Every week football bodies and institutions tell us that they believe and strive towards inequality but every week they show us that they are rather major contributors to the problem. There is an elephant in the room that a lot of media/news houses have been avoiding. The story is simple enough. Heiko Vogel is the coach of Borussia Monchengladbach’s Under-23 side and he was displeased with the officiating of his side’s game and decided to have a go at the officials (two of the three were women). Fair enough, all for a good ol Fergie-type hairdryer. The former Bayern and Basel manager decided to go low with a very sexist argument. Maybe not Tucker Carlson bad but this guy went “ “women don’t belong on a football pitch”.
A 1,500 Euro fine and a two-game ban. But then something else came to life. Something about training the women’s team as “punishment” for his discriminatory remarks. Germany’s female football stars vented their fury at soccer bosses and through different outlets. Women are not punishment for bad behavior, nor therapy for disillusioned ones. The punishment looked even more sexist than the original comments.
Nicole Selmer of the Frauen im Fussball (Women in football) network told ESPN that it was “sending a fatal message.” “It shows that at whatever level women and girls play football, they are not taken as seriously as men and boys,” Selmer said. “This punishment for the Gladbach coach puts coaching a women’s team on a level with social work. But it’s not like that. Women’s football is a sport, and those who participate in it are as professional as their male counterparts. “If you strip away everything and give it to them they have good intentions, it is still sending a fatal message, as coaching a women’s or girls’ team is part of a punishment for a misconduct.” she said.

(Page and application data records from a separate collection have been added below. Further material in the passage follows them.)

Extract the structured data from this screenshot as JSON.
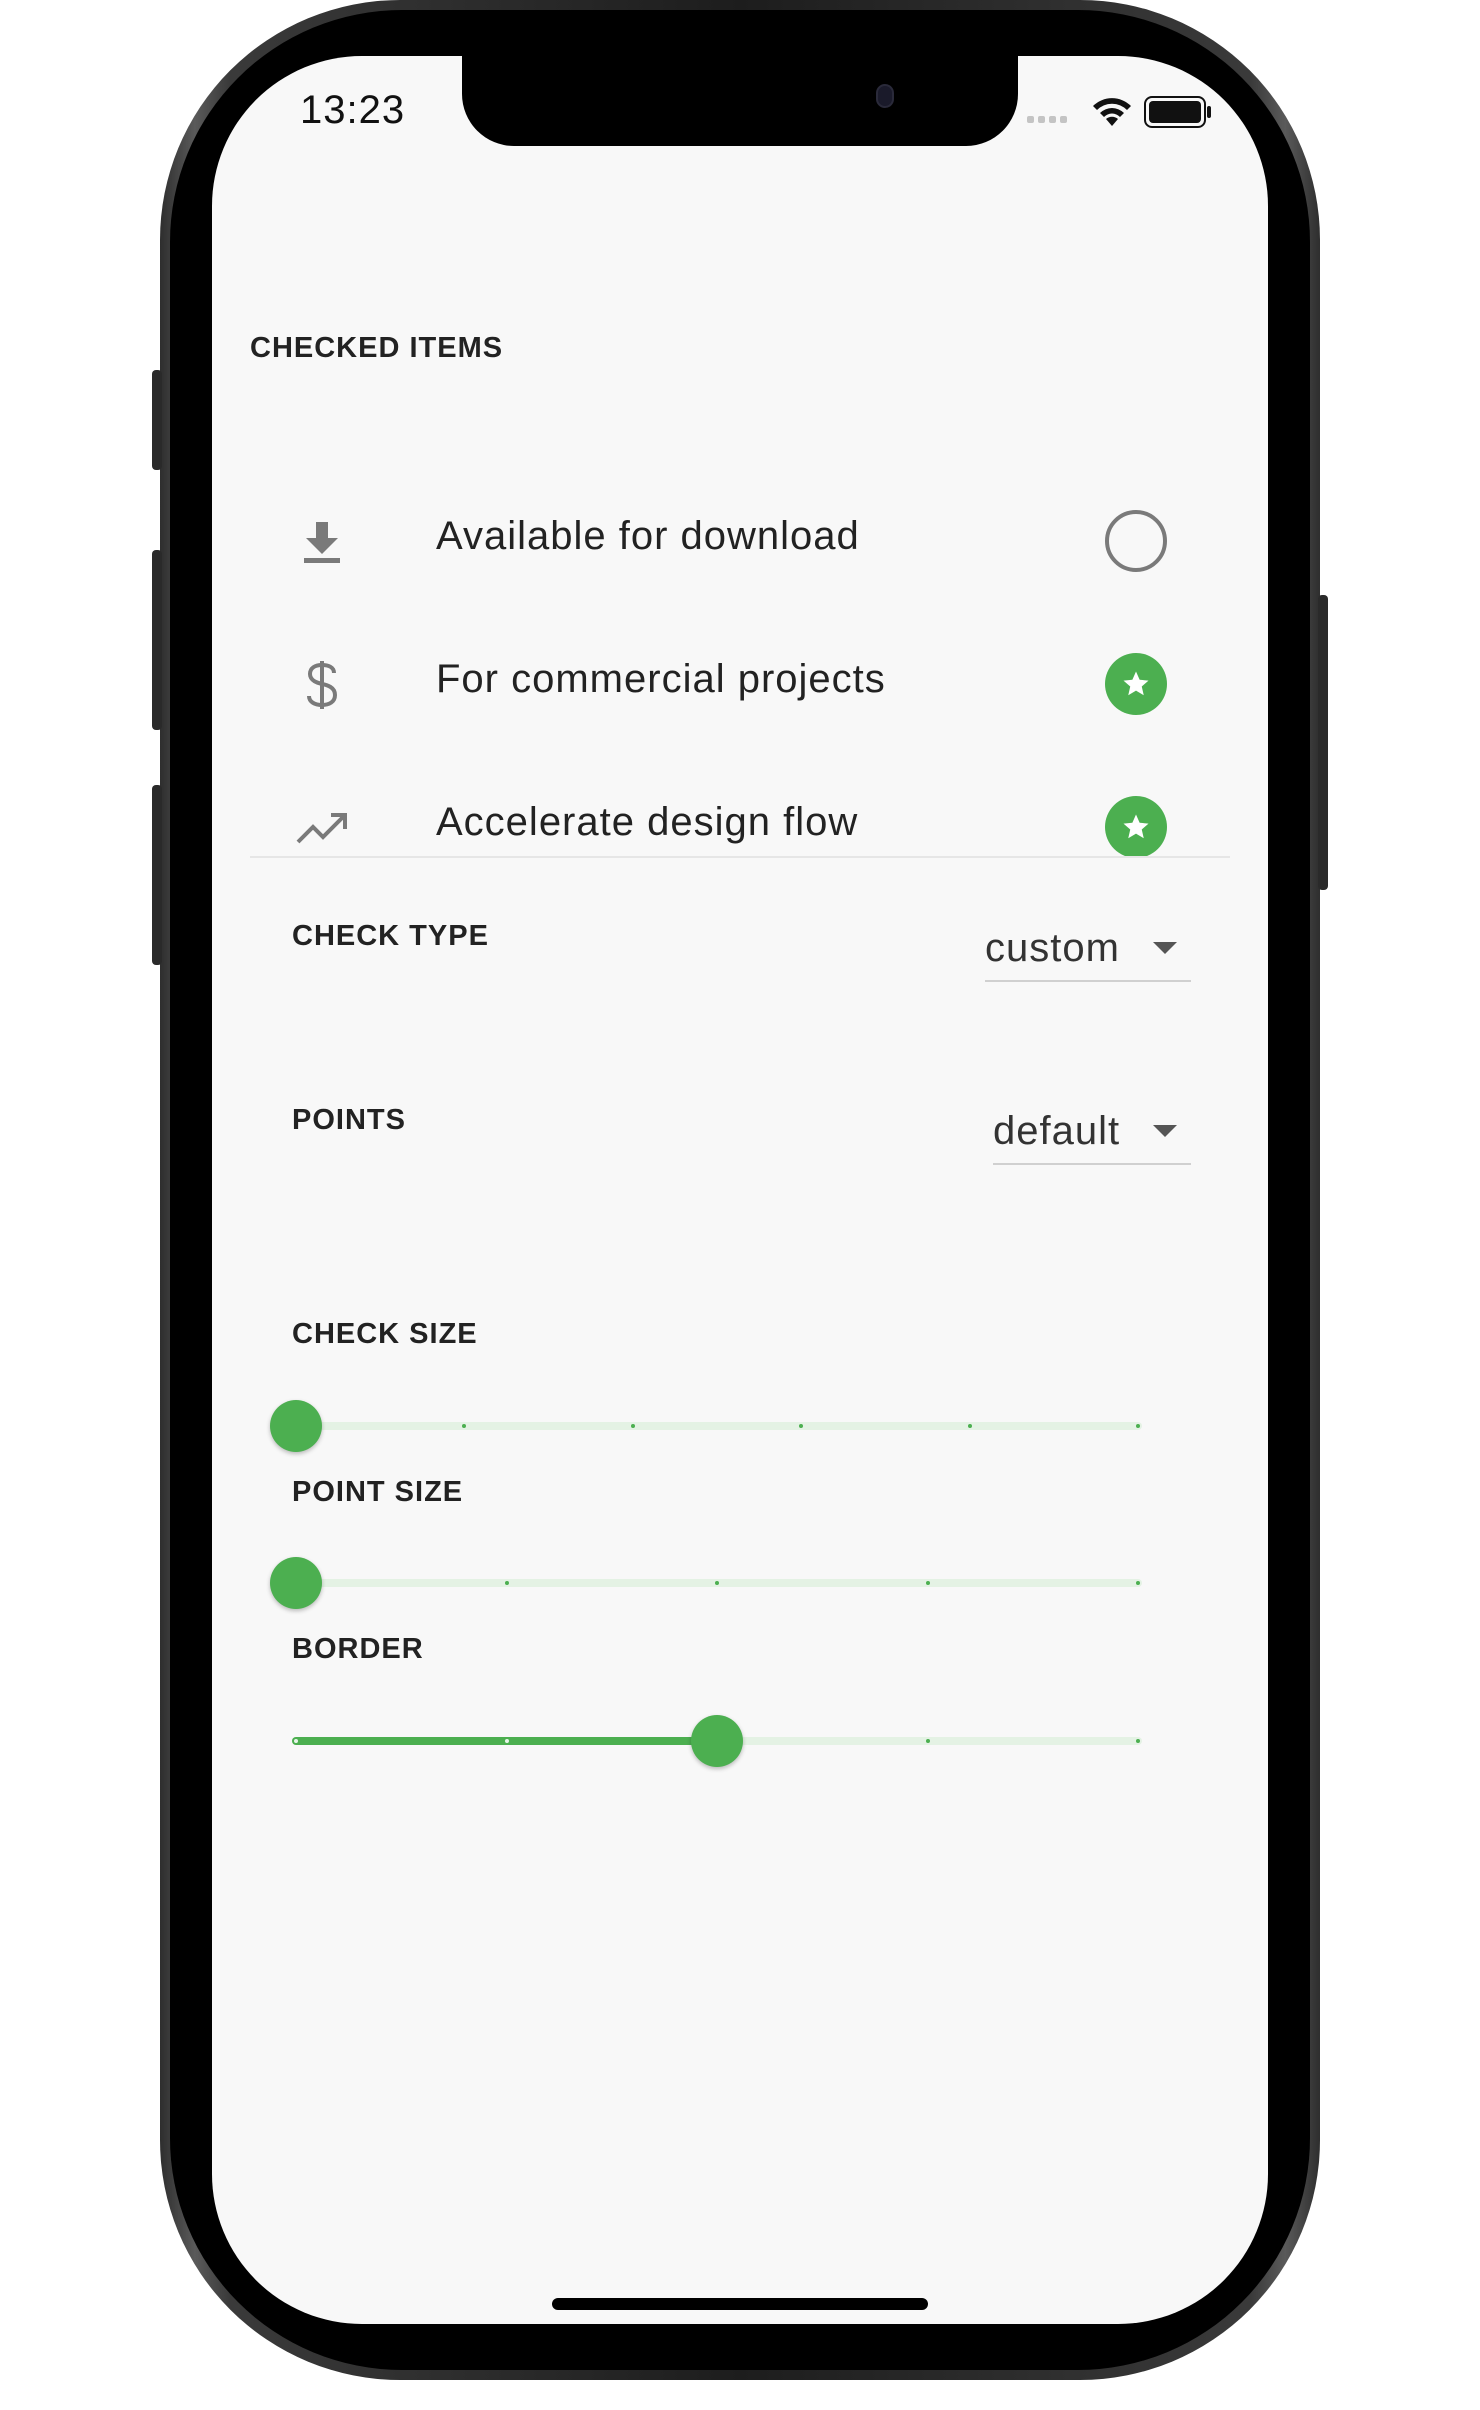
{
  "status_bar": {
    "time": "13:23"
  },
  "checked_items": {
    "title": "CHECKED ITEMS",
    "items": [
      {
        "icon": "download-icon",
        "label": "Available for download",
        "checked": false
      },
      {
        "icon": "dollar-icon",
        "label": "For commercial projects",
        "checked": true
      },
      {
        "icon": "trending-up-icon",
        "label": "Accelerate design flow",
        "checked": true
      }
    ]
  },
  "settings": {
    "check_type": {
      "label": "CHECK TYPE",
      "value": "custom"
    },
    "points": {
      "label": "POINTS",
      "value": "default"
    },
    "check_size": {
      "label": "CHECK SIZE",
      "value_fraction": 0.0,
      "divisions": 5
    },
    "point_size": {
      "label": "POINT SIZE",
      "value_fraction": 0.0,
      "divisions": 4
    },
    "border": {
      "label": "BORDER",
      "value_fraction": 0.5,
      "divisions": 4
    }
  },
  "colors": {
    "accent": "#4caf50",
    "track_inactive": "#e4f2e4",
    "background": "#f8f8f8"
  }
}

The headline read that he was sentenced to coach the female team as punishment for his unruly behavior but he has come out to argue differently. “It was never my intention to propose this as a part of any form of punishment,” Heiko Vogel says. “I put it forward as a suggestion to show that I wanted to apologize to the girls and women playing football at Borussia,” Vogel claims he suggested it to the sports court of the West German soccer association (WDFV) when his case was being heard following his sexist comments to officials Vanessa Arlt and Nadine Westerhoff at a game involving his team on the 30th of January.
So here is the thing. Apparently, during the hearing of his case, Vogel stated that he would like to take 6 women training sessions to show that he was sorry and when it was read in his judgment, it was read as an additional “punishment” Whether it is a silly mistake in optics or not, there is no need to further involve women when he has been insulting to two. Fine him, punish him, whatever but the decision to involve him with more women was ill-thought, especially when proposed as a “punishment”. We sure hope that Mr. Vogel can for now keep his mouth shut, learn his lesson, and serve as a warning of what is to come when we make discriminatory remarks.